For those of you who have been living in a cave for the past week or so, the latest kerfuffle in the Presbyterian and Reformed world is over the subject of sanctification. So far it centers around Tullian Tchividjian, and Dr. Mark Jones, and the accusation that Rev. Tchividjian has (at minimum) some serious antinomian leanings.
Since the dustup started, the Rev. Dr. Carl Trueman, Rev. Rick Phillips, and Chris Rosebrough have all thrown their hats into the ring, with Trueman offering to be Jones’s second in a debate with Tchividjian over the tertius usus legis and Tchividjians’s consistently poor use of Luther, Phillips accusing Tchividjian of out-and-out antinomianism, and Rosebrough interviewing Tchividjian on Fighting for the Faith and accusing Dr. Jones of teaching that good works are necessary for salvation. And lets not forget that Dr. R. Scott Clark is practically frothing at the mouth over this issue, too.
Now you’re all caught up. Are you tired yet?
An acquaintance of mine recently posted a link to an article that sought to provide pastors with six reasons that millennials aren’t at their church. I often find these sorts of articles both depressing and informative; informative because they give me a peek into what others in the pastoral field are struggling with and what pressures they find themselves under, and depressing because it very often shows just how disconnected modern churches often are from Scripture and from their own history.
In this article it was reason four that I found myself meditating on:
4. You aren’t diverse.
Millennials are the most diverse generation in history and they want their church to reflect that.
More than 40 percent of adult Millennials are non-white, the highest share of any generation. About half the newborns born today are non-white.
If your church has no interest in reaching people outside of one ethnic or cultural group, your church has no interest in reaching Millennials.

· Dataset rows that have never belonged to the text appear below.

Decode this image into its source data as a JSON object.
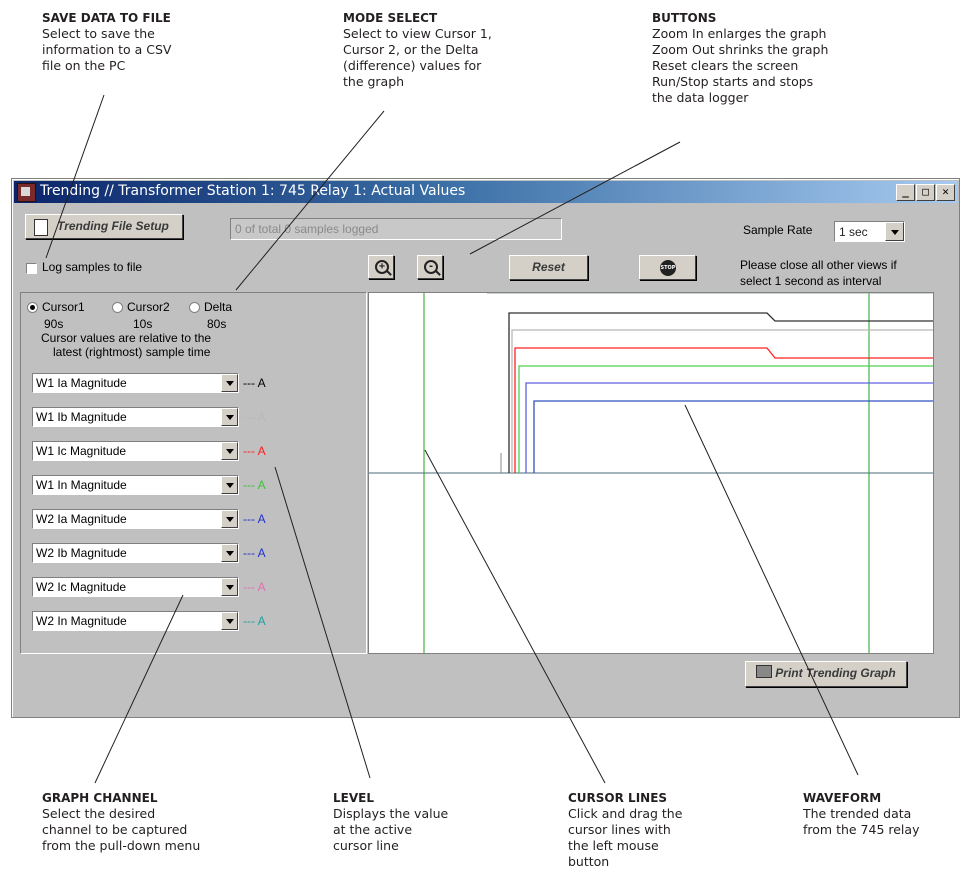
{
  "callouts": {
    "save": {
      "title": "SAVE DATA TO FILE",
      "body": "Select to save the\ninformation to a CSV\nfile on the PC"
    },
    "mode": {
      "title": "MODE SELECT",
      "body": "Select to view Cursor 1,\nCursor 2, or the Delta\n(difference) values for\nthe graph"
    },
    "buttons": {
      "title": "BUTTONS",
      "body": "Zoom In enlarges the graph\nZoom Out shrinks the graph\nReset clears the screen\nRun/Stop starts and stops\nthe data logger"
    },
    "channel": {
      "title": "GRAPH CHANNEL",
      "body": "Select the desired\nchannel to be captured\nfrom the pull-down menu"
    },
    "level": {
      "title": "LEVEL",
      "body": "Displays the value\nat the active\ncursor line"
    },
    "cursor": {
      "title": "CURSOR LINES",
      "body": "Click and drag the\ncursor lines with\nthe left mouse\nbutton"
    },
    "waveform": {
      "title": "WAVEFORM",
      "body": "The trended data\nfrom the 745 relay"
    }
  },
  "window": {
    "title": "Trending // Transformer Station 1: 745 Relay 1: Actual Values",
    "controls": {
      "minimize": "_",
      "maximize": "□",
      "close": "✕"
    }
  },
  "toolbar": {
    "setup_label": "Trending File Setup",
    "samples_status": "0 of total 0 samples logged",
    "log_checkbox_label": "Log samples to file",
    "log_checked": false,
    "zoom_in_icon": "zoom-in-icon",
    "zoom_out_icon": "zoom-out-icon",
    "reset_label": "Reset",
    "stop_icon_text": "STOP",
    "sample_rate_label": "Sample Rate",
    "sample_rate_value": "1 sec",
    "interval_note_line1": "Please close all other views if",
    "interval_note_line2": "select 1 second as interval"
  },
  "cursor_panel": {
    "modes": [
      {
        "label": "Cursor1",
        "selected": true
      },
      {
        "label": "Cursor2",
        "selected": false
      },
      {
        "label": "Delta",
        "selected": false
      }
    ],
    "times": [
      "90s",
      "10s",
      "80s"
    ],
    "note_line1": "Cursor values are relative to the",
    "note_line2": "latest (rightmost) sample time"
  },
  "channels": [
    {
      "name": "W1 Ia Magnitude",
      "level": "--- A",
      "color": "#000000"
    },
    {
      "name": "W1 Ib Magnitude",
      "level": "--- A",
      "color": "#b8b8b8"
    },
    {
      "name": "W1 Ic Magnitude",
      "level": "--- A",
      "color": "#ff2020"
    },
    {
      "name": "W1 In Magnitude",
      "level": "--- A",
      "color": "#40c040"
    },
    {
      "name": "W2 Ia Magnitude",
      "level": "--- A",
      "color": "#2030d0"
    },
    {
      "name": "W2 Ib Magnitude",
      "level": "--- A",
      "color": "#2030d0"
    },
    {
      "name": "W2 Ic Magnitude",
      "level": "--- A",
      "color": "#e070b0"
    },
    {
      "name": "W2 In Magnitude",
      "level": "--- A",
      "color": "#20a0a0"
    }
  ],
  "graph": {
    "cursor_color": "#20a020",
    "trace_colors": [
      "#303030",
      "#b8b8b8",
      "#ff2020",
      "#50d050",
      "#6060e0",
      "#3050c0"
    ]
  },
  "print_label": "Print Trending Graph"
}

I found this assertion so interesting that I thought it was worth interacting with a little bit.
Without revealing all of the intimate details of our courtship, just allow me say that I fell head over heels for my wife almost instantly. She’s Dutch, has tons of backbone, and knows her catechism. When she was able to tell me her “only comfort in life and in death,” that pretty much sealed the deal. I knew I had to get her off the market before somebody else did.